Leigh is far away from home and far away from Axel, her best friend, who she stupidly kissed on the night her mother died – leaving her with a swell of guilt that she wasn’t home, and a heavy heart, thinking she may have destroyed the one good thing left in her life.

Overwhelmed by grief, Leigh retreats into her art and into her memories, where colours collide and the rules of reality are broken. The only thing Leigh is certain about is that she must find out the truth. She must remember.

With lyrical prose and magical elements, Emily X.R. Pan’s stunning debut novel alternates between past and present, romance and despair, as one girl attempts to find herself through family history, art, friendship, and love.

Publication Date: 22nd March 2018

I liked the way this story was written, how the author used colour to describe feelings, I had an inkling that was going to happen going into the story and I wasn’t disappointed. This story is very artistic, there is a lot of emphasis placed on colour and music and how they make you feel and in turn represent feelings. If I was more arty I would have loved this book more, while I found the approach interesting I couldn’t entirely relate, and so the book wasn’t as magical or thought provoking as it should have been.

The logical part of me thinks colour is subjective. What I might consider purple, you may think is pink and this is further confused when applying colour to emotions. Colour has been used beautifully through this book to describe an emotion or feeling but at times I felt it was inaccurate as to what I would consider the colour of an emotion to be. What you are left with then is a character that is at times harder to understand and relate to, when the colour was right it was right but when it was wrong it was wrong. Colour is so differently interpreted even across cultures let alone individual people and while I loved the concept a lot I think it changed my reading experience slightly.

In the beginning we are presented with a mystery, Leigh is an average teenage girl who returns home one day to find her mother has killed herself. On the day of her mother’s funeral her mother seemingly returns as a bird who wants her to go to her grandparents in Taiwan. The story is told in both the present and flashbacks and memories as Leigh tries to workout the last thing that her mother wanted to know before she killed herself.

“I want you to remember” scribbed on a note that was dumped in the bin. But what does she want Leigh to remember?

It often felt like this story was on a loop – scenes were repeated so many times I started to get annoyed. There were moments that mattered, that were made important by Leigh’s feelings or thoughts, but when these moments were repeated they mattered less and less. I got bored of how many times I read about Leigh not being able to sleep, how many times she discussed or thought of the bird, how much she envied Feng and felt like a stranger with her grandparents, how much she clearly liked her best friend but thought she had ruined it. It went on and on. It felt like this story was a handful of very original thoughts that were recycled again and again.

Whilst I love magical realism I didn’t feel like it added much to this story in the end.
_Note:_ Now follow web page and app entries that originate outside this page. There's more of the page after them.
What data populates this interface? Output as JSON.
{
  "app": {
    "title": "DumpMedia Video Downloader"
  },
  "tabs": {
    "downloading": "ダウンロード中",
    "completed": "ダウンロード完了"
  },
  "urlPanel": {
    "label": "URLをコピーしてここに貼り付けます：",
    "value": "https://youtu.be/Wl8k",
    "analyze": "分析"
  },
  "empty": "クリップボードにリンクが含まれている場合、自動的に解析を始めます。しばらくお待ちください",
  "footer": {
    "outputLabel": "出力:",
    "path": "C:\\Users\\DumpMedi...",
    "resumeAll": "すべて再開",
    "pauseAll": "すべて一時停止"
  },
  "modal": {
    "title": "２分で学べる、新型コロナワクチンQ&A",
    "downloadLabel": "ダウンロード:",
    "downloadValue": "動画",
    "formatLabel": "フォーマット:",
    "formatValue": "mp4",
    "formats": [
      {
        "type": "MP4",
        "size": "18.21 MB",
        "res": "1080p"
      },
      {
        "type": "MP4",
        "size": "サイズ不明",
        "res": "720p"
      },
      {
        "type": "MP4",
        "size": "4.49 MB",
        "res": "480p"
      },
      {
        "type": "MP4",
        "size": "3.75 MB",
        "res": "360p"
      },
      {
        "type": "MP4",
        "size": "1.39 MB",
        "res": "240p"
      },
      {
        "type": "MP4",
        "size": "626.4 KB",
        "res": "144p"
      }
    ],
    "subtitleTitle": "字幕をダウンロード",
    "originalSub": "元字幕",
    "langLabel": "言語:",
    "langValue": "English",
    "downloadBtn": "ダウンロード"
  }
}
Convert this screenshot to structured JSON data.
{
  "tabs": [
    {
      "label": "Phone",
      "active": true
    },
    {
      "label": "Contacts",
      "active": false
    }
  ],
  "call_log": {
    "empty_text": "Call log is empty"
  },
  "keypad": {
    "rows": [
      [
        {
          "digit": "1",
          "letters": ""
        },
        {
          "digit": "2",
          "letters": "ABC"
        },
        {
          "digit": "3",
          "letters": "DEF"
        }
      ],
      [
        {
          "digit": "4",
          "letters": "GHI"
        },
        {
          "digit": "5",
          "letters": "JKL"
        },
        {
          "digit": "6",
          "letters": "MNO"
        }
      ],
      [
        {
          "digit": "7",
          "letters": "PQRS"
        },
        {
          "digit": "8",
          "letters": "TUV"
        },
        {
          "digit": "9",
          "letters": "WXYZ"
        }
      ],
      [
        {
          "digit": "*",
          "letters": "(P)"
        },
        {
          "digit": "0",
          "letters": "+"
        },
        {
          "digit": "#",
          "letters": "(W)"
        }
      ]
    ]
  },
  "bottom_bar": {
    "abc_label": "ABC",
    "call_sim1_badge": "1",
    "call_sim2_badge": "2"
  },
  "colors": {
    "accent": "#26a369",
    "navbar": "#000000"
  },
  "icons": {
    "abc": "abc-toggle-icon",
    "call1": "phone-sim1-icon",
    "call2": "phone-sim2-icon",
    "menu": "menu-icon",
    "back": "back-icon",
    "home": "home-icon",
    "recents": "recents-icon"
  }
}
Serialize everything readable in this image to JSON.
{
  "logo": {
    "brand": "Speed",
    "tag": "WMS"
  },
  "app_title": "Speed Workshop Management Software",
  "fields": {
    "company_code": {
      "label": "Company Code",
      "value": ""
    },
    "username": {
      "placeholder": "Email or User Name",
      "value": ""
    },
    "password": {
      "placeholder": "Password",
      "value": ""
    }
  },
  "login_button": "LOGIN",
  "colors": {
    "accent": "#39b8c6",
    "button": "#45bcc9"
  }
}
The most poignant part of the book for me was in the last few chapters. All the magic of the smoke memories did nothing to convey the sense of loss and grief, that the realistic and heart-wrenching conversation between Leigh and her dad towards the end of the book managed to achieve.

DISCLAIMER: I was given this eARC by Netgalley in exchange for an honest review. All opinions are my own.

Rating: 3/5 stars